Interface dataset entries
============================================================

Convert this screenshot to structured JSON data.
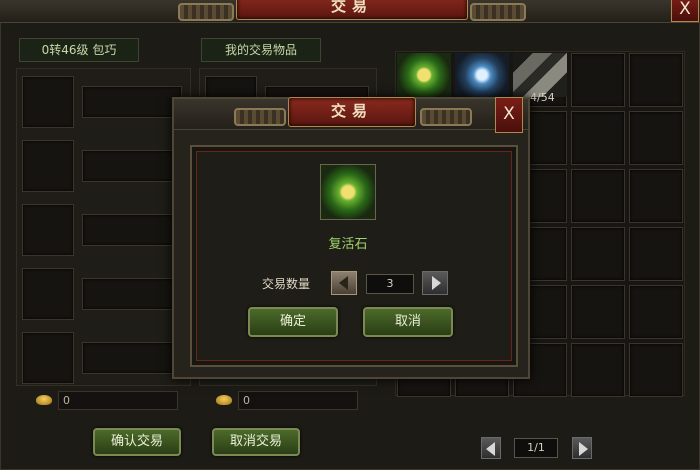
{
  "window": {
    "title": "交易",
    "close_label": "X"
  },
  "left_label": "0转46级 包巧",
  "right_label": "我的交易物品",
  "inventory": {
    "count": "4/54",
    "page": "1/1"
  },
  "money": {
    "left": "0",
    "right": "0"
  },
  "buttons": {
    "confirm_trade": "确认交易",
    "cancel_trade": "取消交易"
  },
  "dialog": {
    "title": "交易",
    "close_label": "X",
    "item_name": "复活石",
    "quantity_label": "交易数量",
    "quantity_value": "3",
    "ok_label": "确定",
    "cancel_label": "取消"
  },
  "colors": {
    "accent_red": "#6e1a12",
    "button_green": "#3c5a20",
    "item_name": "#9fd46a"
  }
}
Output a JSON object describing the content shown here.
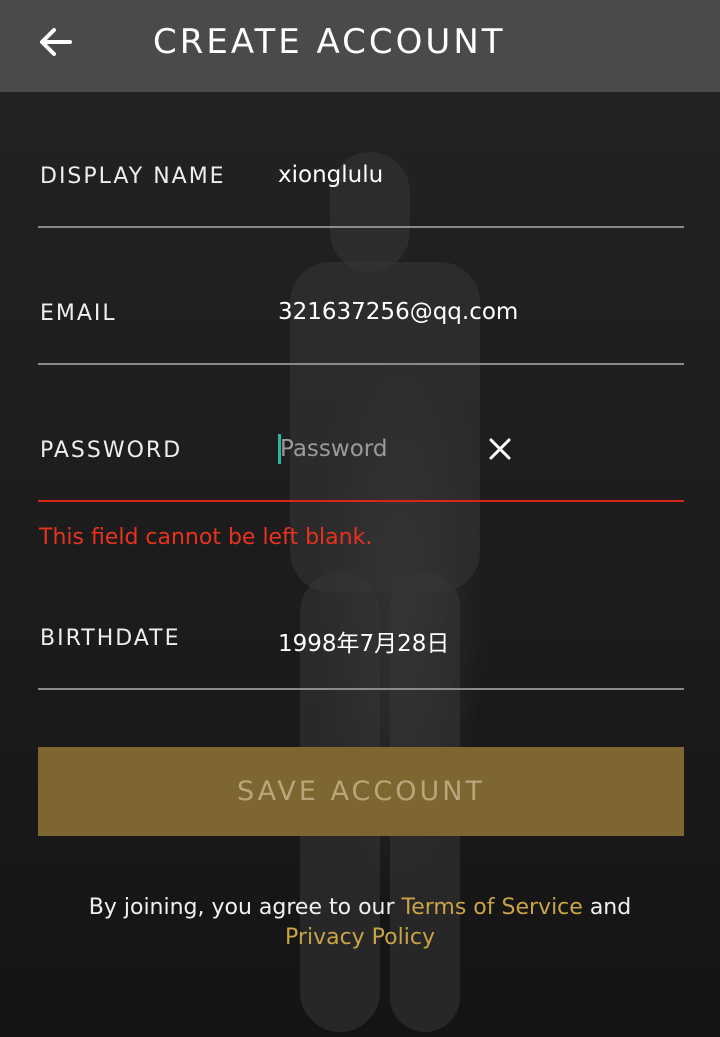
{
  "header": {
    "title": "CREATE ACCOUNT",
    "back_icon": "arrow-left-icon"
  },
  "form": {
    "display_name": {
      "label": "DISPLAY NAME",
      "value": "xionglulu"
    },
    "email": {
      "label": "EMAIL",
      "value": "321637256@qq.com"
    },
    "password": {
      "label": "PASSWORD",
      "value": "",
      "placeholder": "Password",
      "clear_icon": "close-icon"
    },
    "error": "This field cannot be left blank.",
    "birthdate": {
      "label": "BIRTHDATE",
      "value": "1998年7月28日"
    }
  },
  "actions": {
    "save_label": "SAVE ACCOUNT"
  },
  "legal": {
    "prefix": "By joining, you agree to our",
    "terms": "Terms of Service",
    "conjunction": "and",
    "privacy": "Privacy Policy"
  },
  "colors": {
    "accent": "#c9a347",
    "error": "#d8261b",
    "button_bg": "#7e6633",
    "caret": "#27b3a6"
  }
}
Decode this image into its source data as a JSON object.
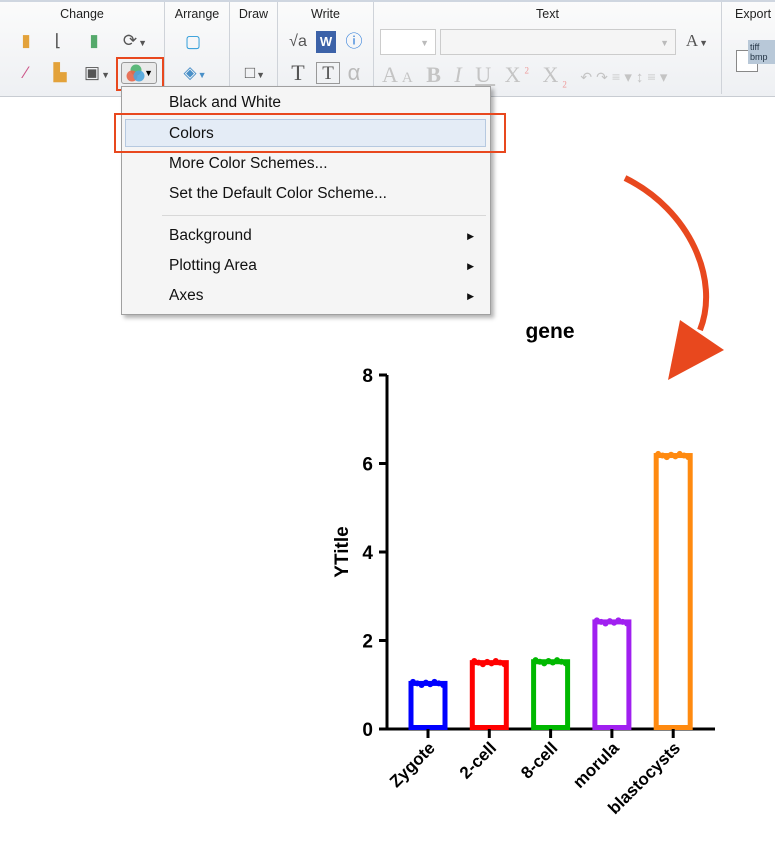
{
  "toolbar": {
    "groups": {
      "change": "Change",
      "arrange": "Arrange",
      "draw": "Draw",
      "write": "Write",
      "text": "Text",
      "export": "Export"
    },
    "icons": [
      "chart-type-icon",
      "axes-icon",
      "swap-axes-icon",
      "refresh-icon",
      "magic-wand-icon",
      "add-data-icon",
      "resize-chart-icon",
      "color-scheme-icon",
      "bring-front-icon",
      "rotate-objects-icon",
      "rectangle-icon",
      "equation-icon",
      "word-icon",
      "info-icon",
      "text-icon",
      "text-box-icon",
      "alpha-icon",
      "font-color-icon",
      "increase-font-icon",
      "decrease-font-icon",
      "bold-icon",
      "italic-icon",
      "underline-icon",
      "superscript-icon",
      "subscript-icon",
      "rotate-left-icon",
      "rotate-right-icon",
      "align-icon",
      "line-spacing-icon",
      "export-icon"
    ],
    "export_icon_text": "tiff bmp",
    "font_size_value": "",
    "font_name_value": "",
    "b": "B",
    "i": "I",
    "u": "U",
    "x": "X",
    "sup": "2",
    "sub": "2",
    "a": "A",
    "alpha": "α",
    "T": "T",
    "sqrt": "√a",
    "W": "W"
  },
  "menu": {
    "items": [
      {
        "label": "Black and White"
      },
      {
        "label": "Colors",
        "selected": true
      },
      {
        "label": "More Color Schemes..."
      },
      {
        "label": "Set the Default Color Scheme..."
      },
      {
        "label": "Background",
        "submenu": true
      },
      {
        "label": "Plotting Area",
        "submenu": true
      },
      {
        "label": "Axes",
        "submenu": true
      }
    ]
  },
  "annotation_color": "#e8481e",
  "chart_data": {
    "type": "bar",
    "title": "gene",
    "ylabel": "YTitle",
    "xlabel": "",
    "categories": [
      "Zygote",
      "2-cell",
      "8-cell",
      "morula",
      "blastocysts"
    ],
    "values": [
      1.03,
      1.5,
      1.52,
      2.42,
      6.18
    ],
    "colors": [
      "#0000ff",
      "#ff0000",
      "#00b800",
      "#a020f0",
      "#ff8a10"
    ],
    "ylim": [
      0,
      8
    ],
    "yticks": [
      0,
      2,
      4,
      6,
      8
    ],
    "bar_style": "hollow",
    "grid": false
  }
}
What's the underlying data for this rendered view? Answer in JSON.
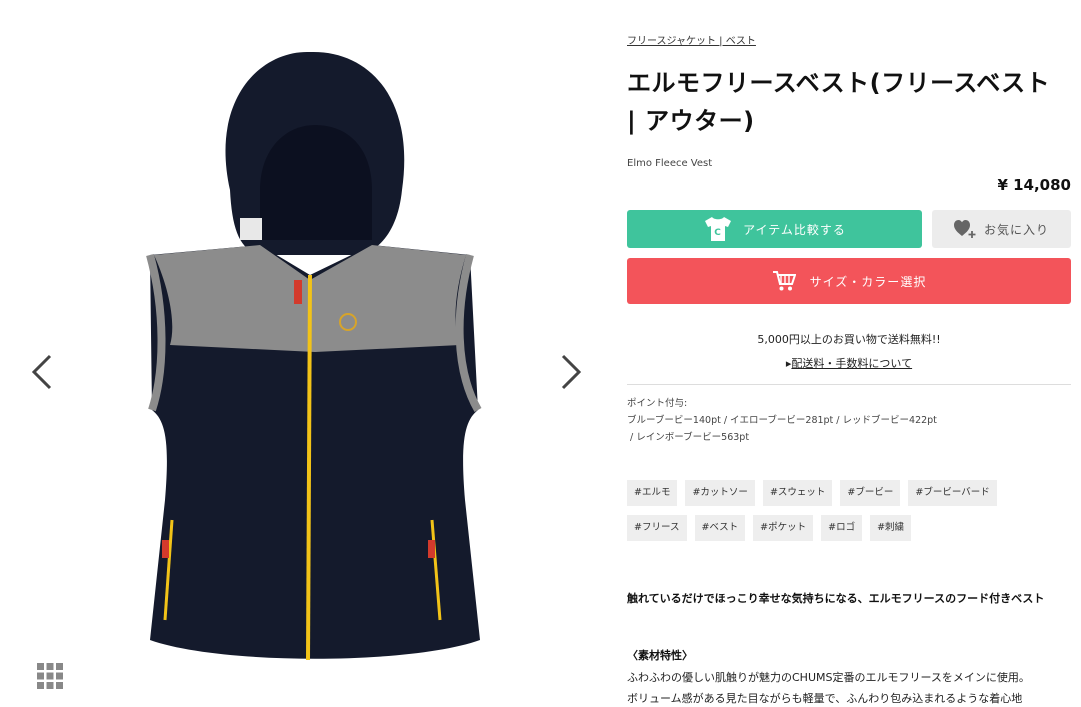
{
  "breadcrumb": "フリースジャケット | ベスト",
  "title": "エルモフリースベスト(フリースベスト | アウター)",
  "english_name": "Elmo Fleece Vest",
  "price": "¥ 14,080",
  "buttons": {
    "compare": "アイテム比較する",
    "favorite": "お気に入り",
    "select": "サイズ・カラー選択"
  },
  "shipping": {
    "free_text": "5,000円以上のお買い物で送料無料!!",
    "link_prefix": "▸",
    "link_text": "配送料・手数料について"
  },
  "points": {
    "label": "ポイント付与:",
    "line1": "ブルーブービー140pt / イエローブービー281pt / レッドブービー422pt",
    "line2": " / レインボーブービー563pt"
  },
  "tags": [
    "#エルモ",
    "#カットソー",
    "#スウェット",
    "#ブービー",
    "#ブービーバード",
    "#フリース",
    "#ベスト",
    "#ポケット",
    "#ロゴ",
    "#刺繍"
  ],
  "description": {
    "lead": "触れているだけでほっこり幸せな気持ちになる、エルモフリースのフード付きベスト",
    "heading": "〈素材特性〉",
    "line1": "ふわふわの優しい肌触りが魅力のCHUMS定番のエルモフリースをメインに使用。",
    "line2": "ボリューム感がある見た目ながらも軽量で、ふんわり包み込まれるような着心地"
  },
  "icons": {
    "prev": "chevron-left-icon",
    "next": "chevron-right-icon",
    "grid": "grid-icon",
    "compare": "tshirt-icon",
    "favorite": "heart-plus-icon",
    "cart": "cart-icon"
  },
  "colors": {
    "compare_button": "#3fc49c",
    "select_button": "#f3545a",
    "favorite_button": "#ececec",
    "vest_body": "#141a2c",
    "vest_yoke": "#8c8c8c",
    "zipper": "#f2c318"
  }
}
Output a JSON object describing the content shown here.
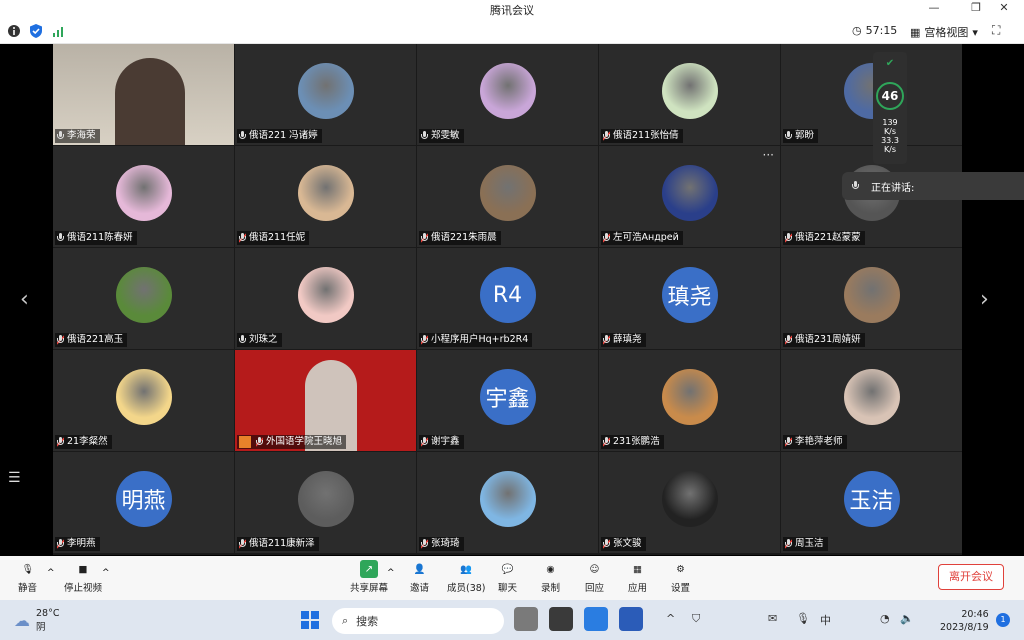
{
  "window": {
    "title": "腾讯会议"
  },
  "toolbar": {
    "timer": "57:15",
    "view_label": "宫格视图"
  },
  "tiles": [
    {
      "name": "李海荣",
      "type": "video",
      "muted": false
    },
    {
      "name": "俄语221 冯诸婷",
      "type": "img",
      "color": "#6c8fb5",
      "muted": false
    },
    {
      "name": "郑雯敏",
      "type": "img",
      "color": "#c9a6d8",
      "muted": false
    },
    {
      "name": "俄语211张怡倩",
      "type": "img",
      "color": "#cfe3c0",
      "muted": true
    },
    {
      "name": "郭盼",
      "type": "img",
      "color": "#4e6aa3",
      "muted": false
    },
    {
      "name": "俄语211陈春妍",
      "type": "img",
      "color": "#e5b8d8",
      "muted": false
    },
    {
      "name": "俄语211任妮",
      "type": "img",
      "color": "#d9b894",
      "muted": true
    },
    {
      "name": "俄语221朱雨晨",
      "type": "img",
      "color": "#8a7055",
      "muted": true
    },
    {
      "name": "左可浩Андрей",
      "type": "img",
      "color": "#2a3f8a",
      "muted": true
    },
    {
      "name": "俄语221赵蒙蒙",
      "type": "img",
      "color": "#555555",
      "muted": true
    },
    {
      "name": "俄语221高玉",
      "type": "img",
      "color": "#5a8a3a",
      "muted": true
    },
    {
      "name": "刘珠之",
      "type": "img",
      "color": "#f1c9c4",
      "muted": false
    },
    {
      "name": "小程序用户Hq+rb2R4",
      "type": "text",
      "avatar": "R4",
      "muted": true
    },
    {
      "name": "薛瑱尧",
      "type": "text",
      "avatar": "瑱尧",
      "muted": true
    },
    {
      "name": "俄语231周婧妍",
      "type": "img",
      "color": "#9a7b5e",
      "muted": true
    },
    {
      "name": "21李粲然",
      "type": "img",
      "color": "#f3d68a",
      "muted": true
    },
    {
      "name": "外国语学院王晓旭",
      "type": "video2",
      "muted": true
    },
    {
      "name": "谢宇鑫",
      "type": "text",
      "avatar": "宇鑫",
      "muted": true
    },
    {
      "name": "231张鹏浩",
      "type": "img",
      "color": "#c98b4b",
      "muted": true
    },
    {
      "name": "李艳萍老师",
      "type": "img",
      "color": "#d8c3b5",
      "muted": true
    },
    {
      "name": "李明燕",
      "type": "text",
      "avatar": "明燕",
      "muted": true
    },
    {
      "name": "俄语211康新泽",
      "type": "img",
      "color": "#5d5d5d",
      "muted": true
    },
    {
      "name": "张琦琦",
      "type": "img",
      "color": "#7fb6e3",
      "muted": true
    },
    {
      "name": "张文骏",
      "type": "img",
      "color": "#222222",
      "muted": true
    },
    {
      "name": "周玉洁",
      "type": "text",
      "avatar": "玉洁",
      "muted": true
    }
  ],
  "speaking": {
    "label": "正在讲话:"
  },
  "network": {
    "score": "46",
    "up": "139",
    "up_unit": "K/s",
    "down": "33.3",
    "down_unit": "K/s"
  },
  "controls": {
    "mute": "静音",
    "stop_video": "停止视频",
    "share": "共享屏幕",
    "invite": "邀请",
    "members": "成员(38)",
    "chat": "聊天",
    "record": "录制",
    "reply": "回应",
    "apps": "应用",
    "settings": "设置",
    "leave": "离开会议"
  },
  "taskbar": {
    "temp": "28°C",
    "weather": "阴",
    "search": "搜索",
    "time": "20:46",
    "date": "2023/8/19",
    "ime": "中",
    "notif": "1"
  }
}
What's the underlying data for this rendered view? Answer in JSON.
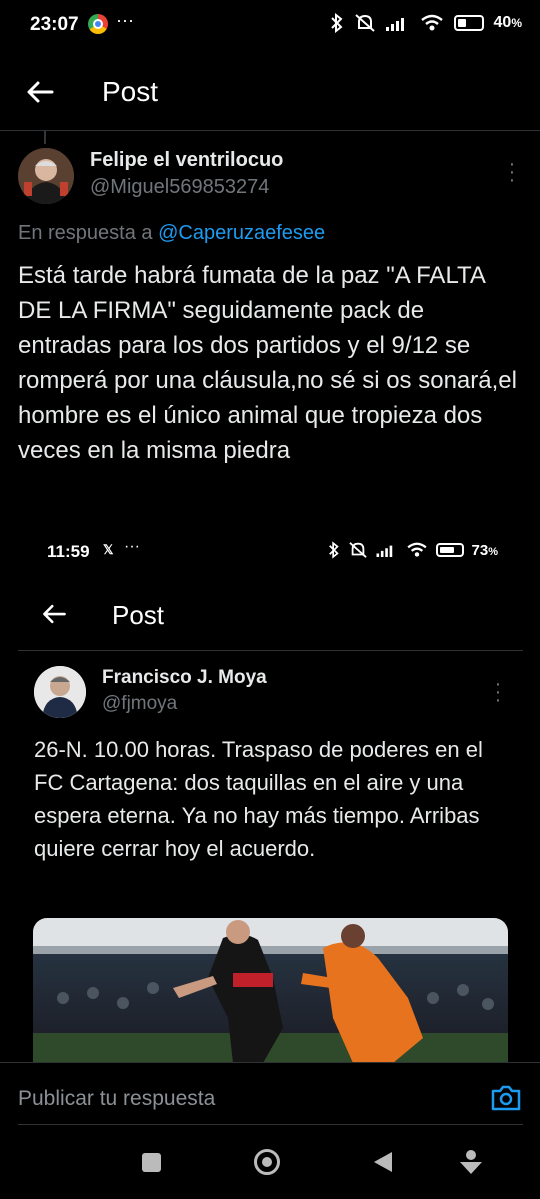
{
  "status_bar": {
    "time": "23:07",
    "battery": "40",
    "battery_fill": 0.4
  },
  "header": {
    "title": "Post"
  },
  "tweet": {
    "name": "Felipe el ventrilocuo",
    "handle": "@Miguel569853274",
    "reply_prefix": "En respuesta a",
    "reply_to": "@Caperuzaefesee",
    "text": "Está tarde habrá fumata de la paz \"A FALTA DE LA FIRMA\" seguidamente pack de entradas para los dos partidos y el 9/12 se romperá por una cláusula,no sé si os sonará,el hombre es el único animal que tropieza dos veces en la misma piedra"
  },
  "embedded_screenshot": {
    "status_bar": {
      "time": "11:59",
      "battery": "73",
      "battery_fill": 0.73
    },
    "header": {
      "title": "Post"
    },
    "tweet": {
      "name": "Francisco J. Moya",
      "handle": "@fjmoya",
      "text": "26-N. 10.00 horas. Traspaso de poderes en el FC Cartagena: dos taquillas en el aire y una espera eterna. Ya no hay más tiempo. Arribas quiere cerrar hoy el acuerdo."
    }
  },
  "reply_bar": {
    "placeholder": "Publicar tu respuesta"
  },
  "colors": {
    "accent": "#1d9bf0",
    "background": "#000000",
    "text": "#e7e9ea",
    "muted": "#71767b"
  }
}
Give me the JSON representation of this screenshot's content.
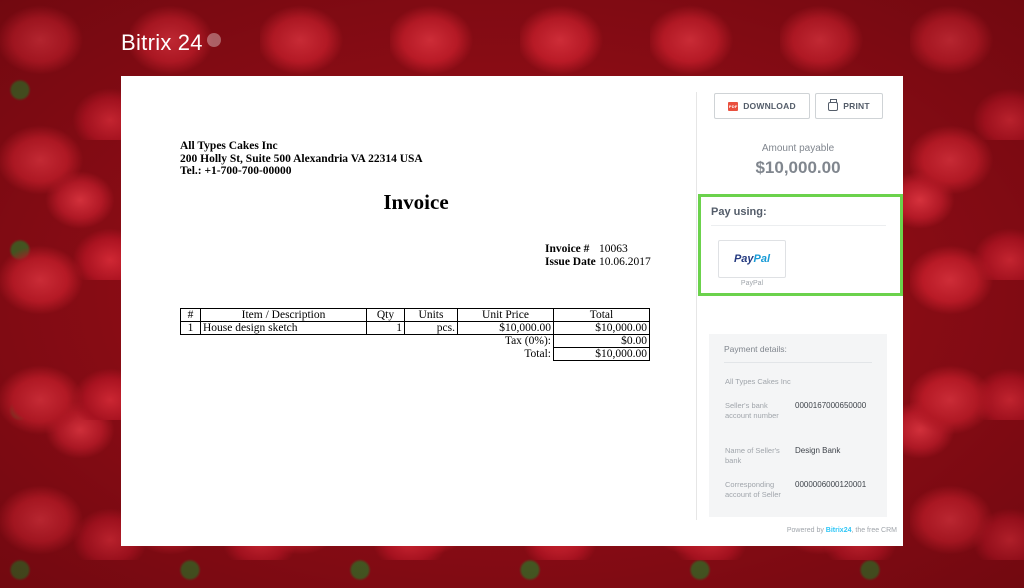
{
  "brand": {
    "name": "Bitrix",
    "num": "24"
  },
  "toolbar": {
    "download_label": "DOWNLOAD",
    "print_label": "PRINT",
    "pdf_icon_text": "PDF"
  },
  "amount": {
    "label": "Amount payable",
    "value": "$10,000.00"
  },
  "pay": {
    "title": "Pay using:",
    "paypal_part1": "Pay",
    "paypal_part2": "Pal",
    "paypal_caption": "PayPal"
  },
  "seller": {
    "name": "All Types Cakes Inc",
    "address": "200 Holly St, Suite 500 Alexandria VA 22314 USA",
    "phone": "Tel.: +1-700-700-00000"
  },
  "invoice": {
    "title": "Invoice",
    "number_label": "Invoice #",
    "number": "10063",
    "date_label": "Issue Date",
    "date": "10.06.2017"
  },
  "table": {
    "headers": [
      "#",
      "Item / Description",
      "Qty",
      "Units",
      "Unit Price",
      "Total"
    ],
    "rows": [
      {
        "num": "1",
        "desc": "House design sketch",
        "qty": "1",
        "units": "pcs.",
        "price": "$10,000.00",
        "total": "$10,000.00"
      }
    ],
    "tax_label": "Tax (0%):",
    "tax_value": "$0.00",
    "total_label": "Total:",
    "total_value": "$10,000.00"
  },
  "details": {
    "title": "Payment details:",
    "seller_name": "All Types Cakes Inc",
    "rows": [
      {
        "key": "Seller's bank account number",
        "value": "0000167000650000"
      },
      {
        "key": "Name of Seller's bank",
        "value": "Design Bank"
      },
      {
        "key": "Corresponding account of Seller",
        "value": "0000006000120001"
      }
    ]
  },
  "footer": {
    "powered_by": "Powered by",
    "brand": "Bitrix24",
    "suffix": ", the free CRM"
  },
  "colors": {
    "accent_green": "#6bd24c",
    "bitrix_blue": "#2fc6f6",
    "paypal_dark": "#253b80",
    "paypal_light": "#179bd7"
  }
}
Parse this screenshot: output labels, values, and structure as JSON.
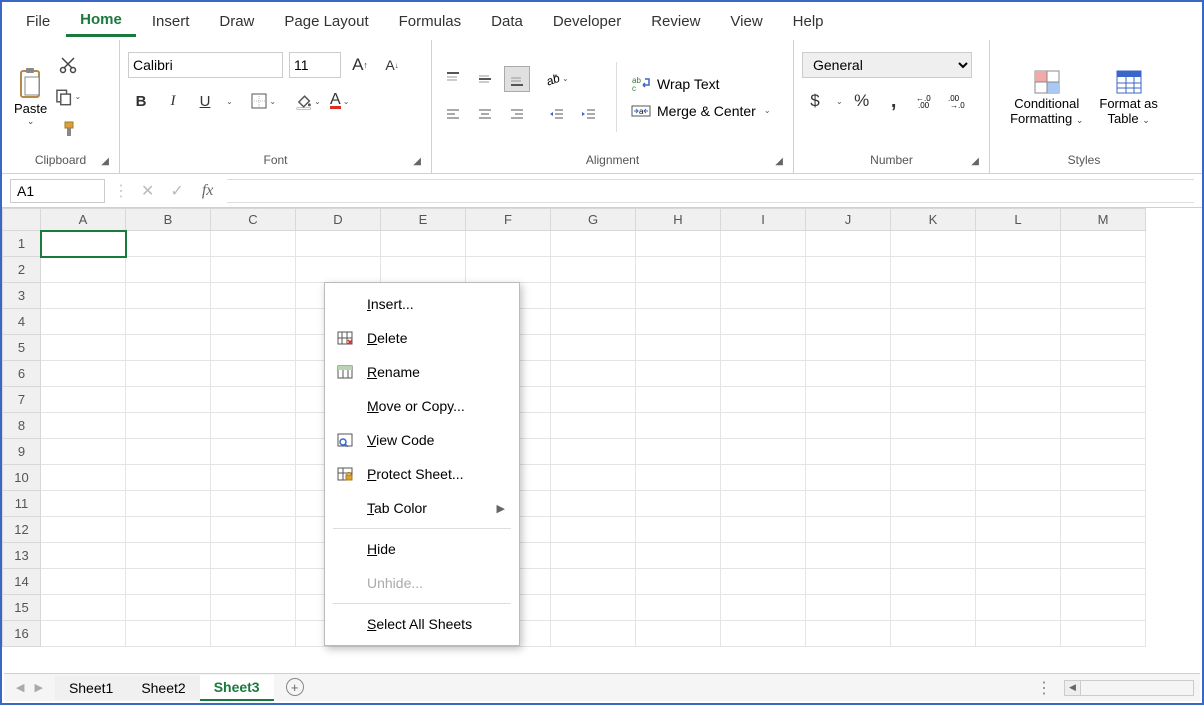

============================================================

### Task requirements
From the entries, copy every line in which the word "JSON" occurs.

### Response to this exercise
Convert this screenshot to structured JSON data.
Output a JSON object describing the content shown here.
Decode this image into its source data as a JSON object.
What's the underlying data for this rendered view? Answer in JSON.
Output a JSON object describing the content shown here.
What's the underlying data for this rendered view? Answer in JSON.
Give me the JSON representation of this screenshot's content.
Parse this screenshot: output labels, values, and structure as JSON.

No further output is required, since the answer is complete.